September brought more bad news, when the city’s financial secretary revealed the city could face a budget deficit of over than 100 billion Hong Kong dollars (about $12.7 billion) – which would be the second-highest fiscal deficit ever recorded.
A spate of upcoming high-profile international events added to the growing pressure: the Hong Kong Sevens rugby tournament and the Global Financial Leaders’ Forum, which invites executives from the world’s biggest financial institutions such as Goldman Sachs and Morgan Stanley for a two-day summit.
According to media reports in August, some banks warned their executives would only attend if there was quarantine-free travel – a widely-speculated factor behind the government’s ultimate decision.
It would mark “a beautiful victory (to have) all the big heads, the superstars from banks, hedge funds, etc. to come to our summit,” said Yuen. “They’re signaling to the world that we’re not going to stay like this – we’re going back to the competition, don’t forget us, we are still a shiny international financial center.”
This insistence upon rejoining the international community may appear jarring coming after efforts by Beijing to bring Hong Kong further under its control.
Since 2020, the Hong Kong and central governments have all but wiped out the city’s opposition. Pro-democracy activists have been jailed or exiled, and independent newsrooms shut down; meanwhile, authorities have changed school curricula to emphasize Chinese history and culture, and pushed greater economic cooperation in the Greater Bay Area, a national scheme to link Guangdong province closer with Hong Kong and Macau.
But to Beijing, some experts say, it isn’t contradictory at all to push Hong Kong as a global hub while integrating it further with the mainland.
“They want both – they don’t think it’s mutually exclusive,” said Yuen.
As a former British colony that was allowed to retain capitalist freedoms after being handed back to China, Hong Kong has long drawn international businesses hoping to gain access to the Chinese market.
Even other Chinese financial centers like Shanghai or Shenzhen have controls over capital flow and information censorship – meaning “China still needs Hong Kong” to bring in foreign investment and capital, said Yuen.
Beijing’s hope, she said, is that if Hong Kong can become more deeply integrated with China and the Greater Bay Area, its success in the global market can also boost the mainland economy.
And China needs all the help it can get right now, with the housing market collapsing, companies struggling with recurring supply chain headaches, and youth unemployment at a record high.

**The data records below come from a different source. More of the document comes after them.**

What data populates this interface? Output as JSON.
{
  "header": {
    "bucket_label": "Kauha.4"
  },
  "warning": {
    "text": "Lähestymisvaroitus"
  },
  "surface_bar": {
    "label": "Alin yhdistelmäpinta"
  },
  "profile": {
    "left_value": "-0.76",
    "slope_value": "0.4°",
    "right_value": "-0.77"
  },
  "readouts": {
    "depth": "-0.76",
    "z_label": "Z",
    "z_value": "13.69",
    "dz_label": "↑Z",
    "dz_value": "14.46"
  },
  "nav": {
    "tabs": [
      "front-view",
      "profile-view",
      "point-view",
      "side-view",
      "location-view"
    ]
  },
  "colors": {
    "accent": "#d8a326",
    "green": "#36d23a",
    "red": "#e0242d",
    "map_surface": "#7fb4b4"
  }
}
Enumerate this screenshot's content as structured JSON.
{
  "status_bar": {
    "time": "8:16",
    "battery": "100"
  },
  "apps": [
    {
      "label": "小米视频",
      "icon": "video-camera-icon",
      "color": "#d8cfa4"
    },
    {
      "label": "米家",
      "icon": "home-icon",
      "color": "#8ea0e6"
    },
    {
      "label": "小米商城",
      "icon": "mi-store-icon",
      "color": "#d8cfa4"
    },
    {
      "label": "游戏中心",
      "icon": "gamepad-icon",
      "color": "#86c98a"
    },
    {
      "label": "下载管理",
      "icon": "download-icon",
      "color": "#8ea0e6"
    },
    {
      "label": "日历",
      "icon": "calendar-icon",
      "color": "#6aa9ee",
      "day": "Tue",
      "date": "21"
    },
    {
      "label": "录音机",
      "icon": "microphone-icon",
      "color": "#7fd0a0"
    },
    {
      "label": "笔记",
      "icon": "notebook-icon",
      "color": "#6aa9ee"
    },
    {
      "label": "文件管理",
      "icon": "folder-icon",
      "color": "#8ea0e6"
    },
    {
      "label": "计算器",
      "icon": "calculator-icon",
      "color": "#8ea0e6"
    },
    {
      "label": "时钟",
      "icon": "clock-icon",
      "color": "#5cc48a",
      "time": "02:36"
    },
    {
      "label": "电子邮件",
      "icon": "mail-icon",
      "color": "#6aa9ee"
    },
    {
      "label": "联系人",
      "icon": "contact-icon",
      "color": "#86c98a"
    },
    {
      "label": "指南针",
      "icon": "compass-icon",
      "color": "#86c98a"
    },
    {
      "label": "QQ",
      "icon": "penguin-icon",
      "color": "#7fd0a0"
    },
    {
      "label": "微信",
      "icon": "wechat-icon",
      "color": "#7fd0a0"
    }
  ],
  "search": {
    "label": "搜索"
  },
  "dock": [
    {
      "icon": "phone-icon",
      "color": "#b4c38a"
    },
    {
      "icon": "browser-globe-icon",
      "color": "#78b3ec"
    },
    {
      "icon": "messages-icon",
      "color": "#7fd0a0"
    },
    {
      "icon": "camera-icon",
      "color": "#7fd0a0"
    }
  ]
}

Beijing’s zero-Covid policy is making things worse, with near-constant disruptions as different parts of the country go in and out of lockdown like a virus-driven whack-a-mole.
Chinese authorities “see a role for Hong Kong in helping to restore the mainland economy,” said John Burns, Emeritus Professor at HKU. “This would be another reason why the central government gave the green light to Hong Kong authorities to open the border – and I think that’s what happened. Hong Kong has no autonomy to decide things like this on its own.”
He added that the U-turn reflects a change in perspective from both Hong Kong and Chinese authorities, and an adaptability to the shifting situation.
“Previously they have prioritized the mainland border … (now), they are saying, okay, well, here is a case where China is opening up one port. Let’s see what happens. It’s an experiment,” he said.
But every experiment runs its risks. By waiting so long to reopen, and by cracking down so hard on Hong Kong, authorities have also created a new sense of wariness among international observers, experts say.
“The West may not treat Hong Kong as different from China anymore,” said Yuen. “Some of the technologies which were recently banned for import to China are now also banned in Hong Kong because they know that if you ship it to Hong Kong, they will be transferred to China. That is one potential barrier or problem that we have – is how much trust the West will still have in Hong Kong.”